Segment Open

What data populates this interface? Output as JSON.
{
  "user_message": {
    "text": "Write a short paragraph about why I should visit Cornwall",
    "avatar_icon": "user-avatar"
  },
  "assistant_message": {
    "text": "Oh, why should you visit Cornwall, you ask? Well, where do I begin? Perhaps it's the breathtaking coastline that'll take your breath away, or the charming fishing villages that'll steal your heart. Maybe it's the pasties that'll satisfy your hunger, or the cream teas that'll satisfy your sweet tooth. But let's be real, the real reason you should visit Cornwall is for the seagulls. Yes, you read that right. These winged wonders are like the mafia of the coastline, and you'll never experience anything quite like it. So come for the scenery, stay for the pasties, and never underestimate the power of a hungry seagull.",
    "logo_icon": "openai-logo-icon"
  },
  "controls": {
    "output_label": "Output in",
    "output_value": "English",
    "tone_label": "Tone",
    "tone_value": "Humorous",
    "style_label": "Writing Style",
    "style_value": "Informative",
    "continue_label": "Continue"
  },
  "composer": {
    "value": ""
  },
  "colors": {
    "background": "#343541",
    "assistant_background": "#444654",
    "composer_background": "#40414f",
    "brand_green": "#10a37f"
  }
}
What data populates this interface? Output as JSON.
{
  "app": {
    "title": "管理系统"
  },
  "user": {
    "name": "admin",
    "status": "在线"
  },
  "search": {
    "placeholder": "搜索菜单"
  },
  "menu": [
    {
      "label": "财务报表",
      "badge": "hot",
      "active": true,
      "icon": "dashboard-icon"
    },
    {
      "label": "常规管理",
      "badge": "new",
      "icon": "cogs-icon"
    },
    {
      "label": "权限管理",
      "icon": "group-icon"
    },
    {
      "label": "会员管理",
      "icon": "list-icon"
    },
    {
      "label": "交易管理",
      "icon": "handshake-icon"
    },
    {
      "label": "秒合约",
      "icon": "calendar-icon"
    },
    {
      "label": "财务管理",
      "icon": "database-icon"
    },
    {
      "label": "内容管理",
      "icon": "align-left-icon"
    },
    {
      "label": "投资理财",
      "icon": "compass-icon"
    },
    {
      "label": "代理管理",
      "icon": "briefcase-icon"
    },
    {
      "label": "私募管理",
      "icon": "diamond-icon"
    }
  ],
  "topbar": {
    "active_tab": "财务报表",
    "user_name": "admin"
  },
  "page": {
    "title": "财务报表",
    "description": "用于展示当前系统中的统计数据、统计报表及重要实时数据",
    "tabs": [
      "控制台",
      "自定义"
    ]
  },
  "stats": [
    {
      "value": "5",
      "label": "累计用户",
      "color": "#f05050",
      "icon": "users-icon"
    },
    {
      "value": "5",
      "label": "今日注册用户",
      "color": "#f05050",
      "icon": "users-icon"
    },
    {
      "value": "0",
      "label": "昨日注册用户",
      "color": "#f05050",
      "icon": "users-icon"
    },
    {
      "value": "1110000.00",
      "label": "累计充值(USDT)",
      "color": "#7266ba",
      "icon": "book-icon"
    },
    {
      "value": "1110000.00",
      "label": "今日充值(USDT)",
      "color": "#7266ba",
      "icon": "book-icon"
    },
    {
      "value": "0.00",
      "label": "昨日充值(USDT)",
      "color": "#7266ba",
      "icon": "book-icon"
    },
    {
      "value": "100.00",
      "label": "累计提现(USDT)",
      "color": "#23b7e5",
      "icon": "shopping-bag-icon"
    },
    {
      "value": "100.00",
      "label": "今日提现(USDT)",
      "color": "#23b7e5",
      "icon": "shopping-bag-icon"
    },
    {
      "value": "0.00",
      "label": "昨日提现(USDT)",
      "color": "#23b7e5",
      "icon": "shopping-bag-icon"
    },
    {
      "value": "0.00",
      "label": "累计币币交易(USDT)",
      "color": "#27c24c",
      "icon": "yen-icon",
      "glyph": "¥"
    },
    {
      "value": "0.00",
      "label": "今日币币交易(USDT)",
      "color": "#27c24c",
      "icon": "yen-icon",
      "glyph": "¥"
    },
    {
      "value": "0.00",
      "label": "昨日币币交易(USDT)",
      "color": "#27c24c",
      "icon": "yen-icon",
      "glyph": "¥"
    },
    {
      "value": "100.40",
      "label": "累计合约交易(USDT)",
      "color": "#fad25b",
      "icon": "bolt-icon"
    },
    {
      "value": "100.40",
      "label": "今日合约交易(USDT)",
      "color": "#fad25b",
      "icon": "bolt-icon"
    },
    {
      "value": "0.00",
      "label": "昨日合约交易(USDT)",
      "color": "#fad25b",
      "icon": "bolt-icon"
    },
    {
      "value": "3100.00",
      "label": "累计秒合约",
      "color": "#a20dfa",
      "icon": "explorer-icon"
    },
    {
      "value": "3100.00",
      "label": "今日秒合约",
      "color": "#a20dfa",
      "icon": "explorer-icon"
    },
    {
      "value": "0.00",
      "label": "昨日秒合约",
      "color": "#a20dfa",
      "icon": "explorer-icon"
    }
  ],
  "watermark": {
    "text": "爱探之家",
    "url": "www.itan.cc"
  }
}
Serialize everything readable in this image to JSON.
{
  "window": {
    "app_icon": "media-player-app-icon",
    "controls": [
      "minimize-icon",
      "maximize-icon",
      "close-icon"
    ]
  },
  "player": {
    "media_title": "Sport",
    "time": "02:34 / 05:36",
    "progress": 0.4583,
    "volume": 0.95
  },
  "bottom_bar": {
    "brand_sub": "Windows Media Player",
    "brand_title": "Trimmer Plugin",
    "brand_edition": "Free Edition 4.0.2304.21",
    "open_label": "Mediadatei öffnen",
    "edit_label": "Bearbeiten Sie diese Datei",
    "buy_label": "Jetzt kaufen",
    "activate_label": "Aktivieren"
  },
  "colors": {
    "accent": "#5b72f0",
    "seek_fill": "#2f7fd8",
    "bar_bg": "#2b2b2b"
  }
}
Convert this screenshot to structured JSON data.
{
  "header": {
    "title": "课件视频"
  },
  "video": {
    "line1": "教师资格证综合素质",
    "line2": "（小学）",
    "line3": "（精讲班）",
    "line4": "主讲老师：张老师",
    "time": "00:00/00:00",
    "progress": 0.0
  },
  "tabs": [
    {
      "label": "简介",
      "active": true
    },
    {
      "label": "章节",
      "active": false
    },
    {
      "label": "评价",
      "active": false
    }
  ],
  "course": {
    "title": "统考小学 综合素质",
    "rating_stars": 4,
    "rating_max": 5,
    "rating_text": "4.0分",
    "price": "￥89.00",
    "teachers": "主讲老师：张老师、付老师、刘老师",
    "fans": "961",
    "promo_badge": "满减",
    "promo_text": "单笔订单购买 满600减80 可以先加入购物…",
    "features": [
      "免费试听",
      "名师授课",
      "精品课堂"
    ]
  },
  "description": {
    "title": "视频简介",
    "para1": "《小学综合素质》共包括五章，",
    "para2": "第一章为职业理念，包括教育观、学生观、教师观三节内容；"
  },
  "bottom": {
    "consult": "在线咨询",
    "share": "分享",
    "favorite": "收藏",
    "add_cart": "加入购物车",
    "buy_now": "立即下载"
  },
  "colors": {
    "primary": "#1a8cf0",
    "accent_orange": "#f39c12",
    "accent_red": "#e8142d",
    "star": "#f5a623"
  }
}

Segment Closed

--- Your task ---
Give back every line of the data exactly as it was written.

--- The answer ---
What data populates this interface? Output as JSON.
{
  "user_message": {
    "text": "Write a short paragraph about why I should visit Cornwall",
    "avatar_icon": "user-avatar"
  },
  "assistant_message": {
    "text": "Oh, why should you visit Cornwall, you ask? Well, where do I begin? Perhaps it's the breathtaking coastline that'll take your breath away, or the charming fishing villages that'll steal your heart. Maybe it's the pasties that'll satisfy your hunger, or the cream teas that'll satisfy your sweet tooth. But let's be real, the real reason you should visit Cornwall is for the seagulls. Yes, you read that right. These winged wonders are like the mafia of the coastline, and you'll never experience anything quite like it. So come for the scenery, stay for the pasties, and never underestimate the power of a hungry seagull.",
    "logo_icon": "openai-logo-icon"
  },
  "controls": {
    "output_label": "Output in",
    "output_value": "English",
    "tone_label": "Tone",
    "tone_value": "Humorous",
    "style_label": "Writing Style",
    "style_value": "Informative",
    "continue_label": "Continue"
  },
  "composer": {
    "value": ""
  },
  "colors": {
    "background": "#343541",
    "assistant_background": "#444654",
    "composer_background": "#40414f",
    "brand_green": "#10a37f"
  }
}
What data populates this interface? Output as JSON.
{
  "app": {
    "title": "管理系统"
  },
  "user": {
    "name": "admin",
    "status": "在线"
  },
  "search": {
    "placeholder": "搜索菜单"
  },
  "menu": [
    {
      "label": "财务报表",
      "badge": "hot",
      "active": true,
      "icon": "dashboard-icon"
    },
    {
      "label": "常规管理",
      "badge": "new",
      "icon": "cogs-icon"
    },
    {
      "label": "权限管理",
      "icon": "group-icon"
    },
    {
      "label": "会员管理",
      "icon": "list-icon"
    },
    {
      "label": "交易管理",
      "icon": "handshake-icon"
    },
    {
      "label": "秒合约",
      "icon": "calendar-icon"
    },
    {
      "label": "财务管理",
      "icon": "database-icon"
    },
    {
      "label": "内容管理",
      "icon": "align-left-icon"
    },
    {
      "label": "投资理财",
      "icon": "compass-icon"
    },
    {
      "label": "代理管理",
      "icon": "briefcase-icon"
    },
    {
      "label": "私募管理",
      "icon": "diamond-icon"
    }
  ],
  "topbar": {
    "active_tab": "财务报表",
    "user_name": "admin"
  },
  "page": {
    "title": "财务报表",
    "description": "用于展示当前系统中的统计数据、统计报表及重要实时数据",
    "tabs": [
      "控制台",
      "自定义"
    ]
  },
  "stats": [
    {
      "value": "5",
      "label": "累计用户",
      "color": "#f05050",
      "icon": "users-icon"
    },
    {
      "value": "5",
      "label": "今日注册用户",
      "color": "#f05050",
      "icon": "users-icon"
    },
    {
      "value": "0",
      "label": "昨日注册用户",
      "color": "#f05050",
      "icon": "users-icon"
    },
    {
      "value": "1110000.00",
      "label": "累计充值(USDT)",
      "color": "#7266ba",
      "icon": "book-icon"
    },
    {
      "value": "1110000.00",
      "label": "今日充值(USDT)",
      "color": "#7266ba",
      "icon": "book-icon"
    },
    {
      "value": "0.00",
      "label": "昨日充值(USDT)",
      "color": "#7266ba",
      "icon": "book-icon"
    },
    {
      "value": "100.00",
      "label": "累计提现(USDT)",
      "color": "#23b7e5",
      "icon": "shopping-bag-icon"
    },
    {
      "value": "100.00",
      "label": "今日提现(USDT)",
      "color": "#23b7e5",
      "icon": "shopping-bag-icon"
    },
    {
      "value": "0.00",
      "label": "昨日提现(USDT)",
      "color": "#23b7e5",
      "icon": "shopping-bag-icon"
    },
    {
      "value": "0.00",
      "label": "累计币币交易(USDT)",
      "color": "#27c24c",
      "icon": "yen-icon",
      "glyph": "¥"
    },
    {
      "value": "0.00",
      "label": "今日币币交易(USDT)",
      "color": "#27c24c",
      "icon": "yen-icon",
      "glyph": "¥"
    },
    {
      "value": "0.00",
      "label": "昨日币币交易(USDT)",
      "color": "#27c24c",
      "icon": "yen-icon",
      "glyph": "¥"
    },
    {
      "value": "100.40",
      "label": "累计合约交易(USDT)",
      "color": "#fad25b",
      "icon": "bolt-icon"
    },
    {
      "value": "100.40",
      "label": "今日合约交易(USDT)",
      "color": "#fad25b",
      "icon": "bolt-icon"
    },
    {
      "value": "0.00",
      "label": "昨日合约交易(USDT)",
      "color": "#fad25b",
      "icon": "bolt-icon"
    },
    {
      "value": "3100.00",
      "label": "累计秒合约",
      "color": "#a20dfa",
      "icon": "explorer-icon"
    },
    {
      "value": "3100.00",
      "label": "今日秒合约",
      "color": "#a20dfa",
      "icon": "explorer-icon"
    },
    {
      "value": "0.00",
      "label": "昨日秒合约",
      "color": "#a20dfa",
      "icon": "explorer-icon"
    }
  ],
  "watermark": {
    "text": "爱探之家",
    "url": "www.itan.cc"
  }
}
Serialize everything readable in this image to JSON.
{
  "window": {
    "app_icon": "media-player-app-icon",
    "controls": [
      "minimize-icon",
      "maximize-icon",
      "close-icon"
    ]
  },
  "player": {
    "media_title": "Sport",
    "time": "02:34 / 05:36",
    "progress": 0.4583,
    "volume": 0.95
  },
  "bottom_bar": {
    "brand_sub": "Windows Media Player",
    "brand_title": "Trimmer Plugin",
    "brand_edition": "Free Edition 4.0.2304.21",
    "open_label": "Mediadatei öffnen",
    "edit_label": "Bearbeiten Sie diese Datei",
    "buy_label": "Jetzt kaufen",
    "activate_label": "Aktivieren"
  },
  "colors": {
    "accent": "#5b72f0",
    "seek_fill": "#2f7fd8",
    "bar_bg": "#2b2b2b"
  }
}
Convert this screenshot to structured JSON data.
{
  "header": {
    "title": "课件视频"
  },
  "video": {
    "line1": "教师资格证综合素质",
    "line2": "（小学）",
    "line3": "（精讲班）",
    "line4": "主讲老师：张老师",
    "time": "00:00/00:00",
    "progress": 0.0
  },
  "tabs": [
    {
      "label": "简介",
      "active": true
    },
    {
      "label": "章节",
      "active": false
    },
    {
      "label": "评价",
      "active": false
    }
  ],
  "course": {
    "title": "统考小学 综合素质",
    "rating_stars": 4,
    "rating_max": 5,
    "rating_text": "4.0分",
    "price": "￥89.00",
    "teachers": "主讲老师：张老师、付老师、刘老师",
    "fans": "961",
    "promo_badge": "满减",
    "promo_text": "单笔订单购买 满600减80 可以先加入购物…",
    "features": [
      "免费试听",
      "名师授课",
      "精品课堂"
    ]
  },
  "description": {
    "title": "视频简介",
    "para1": "《小学综合素质》共包括五章，",
    "para2": "第一章为职业理念，包括教育观、学生观、教师观三节内容；"
  },
  "bottom": {
    "consult": "在线咨询",
    "share": "分享",
    "favorite": "收藏",
    "add_cart": "加入购物车",
    "buy_now": "立即下载"
  },
  "colors": {
    "primary": "#1a8cf0",
    "accent_orange": "#f39c12",
    "accent_red": "#e8142d",
    "star": "#f5a623"
  }
}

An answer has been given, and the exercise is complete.